We (essentially all seven billion of us) are stuck here – not just here on Earth, but here on the merest sliver of the Earth’s crust. We’re not going to be able to live anywhere but on this thin skin of the Earth anytime soon. Start with drilling downward. The best science we have suggests that temperatures increase 25-30 degrees Celsius for every kilometer of depth; the deepest mines in the world as of this writing extend no more than 4km (2.6 miles) beneath the surface. The heat is unbearable, pressures are enormous, accidents are a way of life, and of death. Not a good way to go.
How about going upward and outward? By dint of special effort we periodically launch a handful of people into a temporary orbit. By more effort still we could return to the Moon, but not in any kind of circumstance that would enable any number of us to stay there indefinitely, or become in any sense of the word independently self-sustaining.
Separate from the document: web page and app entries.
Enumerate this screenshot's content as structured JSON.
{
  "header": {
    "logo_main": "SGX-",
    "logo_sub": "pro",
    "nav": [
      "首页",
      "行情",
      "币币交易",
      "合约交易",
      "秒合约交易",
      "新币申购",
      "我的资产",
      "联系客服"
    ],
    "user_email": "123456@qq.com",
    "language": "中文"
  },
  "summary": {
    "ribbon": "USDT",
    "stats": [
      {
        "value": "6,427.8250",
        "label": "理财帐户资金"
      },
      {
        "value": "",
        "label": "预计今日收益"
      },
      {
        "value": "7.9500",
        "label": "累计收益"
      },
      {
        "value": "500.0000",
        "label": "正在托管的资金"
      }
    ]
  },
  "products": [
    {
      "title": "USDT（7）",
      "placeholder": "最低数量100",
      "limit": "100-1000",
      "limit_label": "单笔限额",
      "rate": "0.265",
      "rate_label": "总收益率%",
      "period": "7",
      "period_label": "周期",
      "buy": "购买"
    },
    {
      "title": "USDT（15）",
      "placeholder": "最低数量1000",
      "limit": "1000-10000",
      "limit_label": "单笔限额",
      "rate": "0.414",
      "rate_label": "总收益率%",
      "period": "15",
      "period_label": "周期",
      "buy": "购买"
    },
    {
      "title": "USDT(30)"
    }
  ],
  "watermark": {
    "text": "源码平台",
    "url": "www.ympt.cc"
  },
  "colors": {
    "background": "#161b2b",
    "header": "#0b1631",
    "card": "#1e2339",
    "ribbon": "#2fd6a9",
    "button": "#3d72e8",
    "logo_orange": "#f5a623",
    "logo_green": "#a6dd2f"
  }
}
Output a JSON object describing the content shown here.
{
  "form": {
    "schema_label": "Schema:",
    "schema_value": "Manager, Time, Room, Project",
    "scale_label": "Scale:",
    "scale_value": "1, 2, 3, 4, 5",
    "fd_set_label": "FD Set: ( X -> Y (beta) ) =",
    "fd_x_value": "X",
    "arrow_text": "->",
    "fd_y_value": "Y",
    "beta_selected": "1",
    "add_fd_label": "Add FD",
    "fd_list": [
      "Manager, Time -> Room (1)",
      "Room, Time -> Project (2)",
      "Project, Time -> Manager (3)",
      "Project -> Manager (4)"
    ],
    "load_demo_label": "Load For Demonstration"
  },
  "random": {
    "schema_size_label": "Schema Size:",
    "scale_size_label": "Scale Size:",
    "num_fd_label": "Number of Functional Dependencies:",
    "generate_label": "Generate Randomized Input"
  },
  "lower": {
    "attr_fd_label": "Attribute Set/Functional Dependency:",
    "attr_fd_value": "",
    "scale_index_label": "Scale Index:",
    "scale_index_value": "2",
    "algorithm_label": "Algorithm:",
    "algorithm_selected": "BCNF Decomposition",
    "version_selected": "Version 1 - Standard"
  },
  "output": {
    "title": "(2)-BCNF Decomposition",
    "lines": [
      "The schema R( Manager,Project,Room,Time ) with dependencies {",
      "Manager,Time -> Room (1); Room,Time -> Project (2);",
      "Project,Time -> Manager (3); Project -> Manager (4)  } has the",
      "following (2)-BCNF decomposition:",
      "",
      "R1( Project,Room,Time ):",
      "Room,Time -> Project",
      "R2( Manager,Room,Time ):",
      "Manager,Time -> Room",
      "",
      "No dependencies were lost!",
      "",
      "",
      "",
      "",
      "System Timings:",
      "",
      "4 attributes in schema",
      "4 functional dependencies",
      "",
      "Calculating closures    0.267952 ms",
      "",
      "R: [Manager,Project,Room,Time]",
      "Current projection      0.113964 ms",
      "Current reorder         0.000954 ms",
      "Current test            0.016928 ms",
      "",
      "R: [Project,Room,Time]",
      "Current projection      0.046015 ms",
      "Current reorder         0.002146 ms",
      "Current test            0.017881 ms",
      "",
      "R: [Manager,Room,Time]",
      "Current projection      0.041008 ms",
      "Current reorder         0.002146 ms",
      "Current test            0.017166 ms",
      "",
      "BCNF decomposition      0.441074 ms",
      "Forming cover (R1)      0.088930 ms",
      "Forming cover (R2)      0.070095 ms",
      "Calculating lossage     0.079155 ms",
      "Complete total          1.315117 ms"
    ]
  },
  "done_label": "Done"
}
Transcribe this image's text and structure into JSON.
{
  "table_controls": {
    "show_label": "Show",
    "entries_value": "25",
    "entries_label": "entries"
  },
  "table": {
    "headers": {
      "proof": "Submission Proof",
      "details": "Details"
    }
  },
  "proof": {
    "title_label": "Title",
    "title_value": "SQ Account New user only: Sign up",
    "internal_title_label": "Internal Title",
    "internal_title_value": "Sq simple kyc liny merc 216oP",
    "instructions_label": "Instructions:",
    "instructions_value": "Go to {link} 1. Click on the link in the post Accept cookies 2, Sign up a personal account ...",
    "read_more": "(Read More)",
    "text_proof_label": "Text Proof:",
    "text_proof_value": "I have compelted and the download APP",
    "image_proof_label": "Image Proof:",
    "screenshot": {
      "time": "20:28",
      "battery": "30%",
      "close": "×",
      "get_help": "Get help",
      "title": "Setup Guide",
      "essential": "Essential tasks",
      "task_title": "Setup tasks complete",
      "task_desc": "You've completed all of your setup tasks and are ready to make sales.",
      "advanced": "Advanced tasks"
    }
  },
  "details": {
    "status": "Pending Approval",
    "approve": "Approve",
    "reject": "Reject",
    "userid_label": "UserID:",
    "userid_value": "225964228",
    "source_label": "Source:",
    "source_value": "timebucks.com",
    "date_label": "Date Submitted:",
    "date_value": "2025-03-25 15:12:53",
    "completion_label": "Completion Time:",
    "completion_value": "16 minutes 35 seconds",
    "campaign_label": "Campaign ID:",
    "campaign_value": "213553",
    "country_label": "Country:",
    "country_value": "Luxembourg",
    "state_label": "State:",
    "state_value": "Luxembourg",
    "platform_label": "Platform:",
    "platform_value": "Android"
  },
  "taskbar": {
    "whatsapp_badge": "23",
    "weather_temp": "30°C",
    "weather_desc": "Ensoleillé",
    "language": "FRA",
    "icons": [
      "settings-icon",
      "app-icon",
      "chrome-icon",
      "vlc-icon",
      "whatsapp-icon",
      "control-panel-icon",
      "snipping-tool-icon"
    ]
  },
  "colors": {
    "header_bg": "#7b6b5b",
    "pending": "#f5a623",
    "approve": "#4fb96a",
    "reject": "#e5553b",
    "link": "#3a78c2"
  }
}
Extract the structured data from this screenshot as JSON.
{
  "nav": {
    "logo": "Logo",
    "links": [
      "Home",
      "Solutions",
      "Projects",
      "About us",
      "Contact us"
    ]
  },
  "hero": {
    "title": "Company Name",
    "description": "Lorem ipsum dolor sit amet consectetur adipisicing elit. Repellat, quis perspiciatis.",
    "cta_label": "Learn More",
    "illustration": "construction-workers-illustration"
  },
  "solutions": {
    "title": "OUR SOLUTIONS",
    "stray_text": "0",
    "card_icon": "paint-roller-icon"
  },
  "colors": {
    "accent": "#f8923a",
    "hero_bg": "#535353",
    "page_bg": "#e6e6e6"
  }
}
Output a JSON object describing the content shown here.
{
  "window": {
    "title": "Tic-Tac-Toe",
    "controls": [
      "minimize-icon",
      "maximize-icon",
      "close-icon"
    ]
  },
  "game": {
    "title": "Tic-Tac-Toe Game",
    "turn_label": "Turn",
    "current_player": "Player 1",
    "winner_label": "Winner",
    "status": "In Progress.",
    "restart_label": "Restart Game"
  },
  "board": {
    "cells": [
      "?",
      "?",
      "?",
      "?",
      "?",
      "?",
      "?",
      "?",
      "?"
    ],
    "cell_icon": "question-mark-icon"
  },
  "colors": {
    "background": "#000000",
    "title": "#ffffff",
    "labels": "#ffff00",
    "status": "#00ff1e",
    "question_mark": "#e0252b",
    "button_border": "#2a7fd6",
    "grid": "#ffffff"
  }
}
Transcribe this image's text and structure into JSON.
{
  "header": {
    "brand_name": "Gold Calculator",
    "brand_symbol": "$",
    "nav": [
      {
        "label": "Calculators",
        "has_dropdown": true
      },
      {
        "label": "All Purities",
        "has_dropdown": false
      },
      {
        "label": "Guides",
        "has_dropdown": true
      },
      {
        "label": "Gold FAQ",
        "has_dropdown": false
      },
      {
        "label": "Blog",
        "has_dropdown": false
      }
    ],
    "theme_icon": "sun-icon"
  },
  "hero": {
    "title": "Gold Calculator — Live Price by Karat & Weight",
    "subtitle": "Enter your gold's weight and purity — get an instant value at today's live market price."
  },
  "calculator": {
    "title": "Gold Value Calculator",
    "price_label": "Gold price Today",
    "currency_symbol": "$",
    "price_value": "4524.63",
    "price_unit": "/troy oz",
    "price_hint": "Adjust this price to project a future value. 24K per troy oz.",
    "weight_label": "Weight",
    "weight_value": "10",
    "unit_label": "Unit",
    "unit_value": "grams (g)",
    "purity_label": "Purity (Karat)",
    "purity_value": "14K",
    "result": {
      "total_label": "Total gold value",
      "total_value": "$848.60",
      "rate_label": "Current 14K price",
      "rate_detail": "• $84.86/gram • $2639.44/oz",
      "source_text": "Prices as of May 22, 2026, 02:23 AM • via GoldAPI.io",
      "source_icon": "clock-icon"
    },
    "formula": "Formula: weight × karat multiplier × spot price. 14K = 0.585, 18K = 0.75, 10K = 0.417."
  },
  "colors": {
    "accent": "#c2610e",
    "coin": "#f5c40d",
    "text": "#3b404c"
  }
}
As for human colonization of the planets, fuggedaboudit – at least for now. Take Mars. At its closest, Mars is 30,000,000 miles away, more than 100 times as far as the Moon. The Moon is just a few days’ journey distant; getting to Mars with today’s technology, or that on the horizon, will take many months. Mars’ atmosphere is about 1% the density of our atmosphere – essentially a vacuum. What air there is, is mostly carbon dioxide. Nobody’s living on Mars except under spacecraft-like conditions, and no large numbers will be living there over any historical interval that we might care about. (Human settlement of other worlds is not about sending us out there wholesale; it’s about sending out very small numbers…and hoping that their efforts somehow take.) Space is largely empty. The distances are vast. You’re an astronaut? Our hearts and prayers are with you. We want you to succeed! As for the rest of us? For better or worse, in sickness and in health, until death do us part, we’re Earthlings.
A conversation with my research-mathematician father in 1975 or thereabouts brought this point home. I was living in Boulder at the time, and during a visit I was enthusiastically reporting to him that the University of Colorado had just built a new planetarium on campus, next to the astronomical observatory. To engage the public, they built a scale model of the solar system outside. They had a ball about the size of a basketball that represented the sun, standing next to a plaque giving a few basic facts. Several feet away was a bb pellet, representing Mercury. Some distance further was a pea-sized sphere and a little sign giving a few facts about Venus. And so on, out to the small sphere representing Pluto (it was still considered a planet in those days), about a quarter mile away, way off by the CU Engineering Center. “And,” with a flourish, I’m telling my Dad, “to scale, the nearest star would not be in Boulder, but in Harvard Yard!” “Yes,” my Dad answered, without batting an eye. “That’s why astronomy is so uninteresting.” This from a science junkie – a member of AAAS, a fellow of the American Statistical Association! Which, you might say, brought me back to reality – and down to Earth.
Till death do us part? If we’re wedded to the Earth, and divorce is not an option, maybe as a human race we ought to do what married people do…learn as much about our spouse, and his/her needs, as we can; be attentive to changes, maybe even anticipate, head off problems, rather than being oblivious. More on that in the next post.
(pointy-headedness alert!) Mathematicians refer to such geometries as “sets of measure zero.” So, relative to the 3-D sphere, the Earth’s surface is a set of measure zero. And, on that outer surface, the world’s coastlines are a set of measure zero relative to the vast expanses of land or sea. That’s the reasons why human impacts are so great on something as massive and imperturbable as the Earth, and, in turn, why the world’s coastlines are uniquely vulnerable.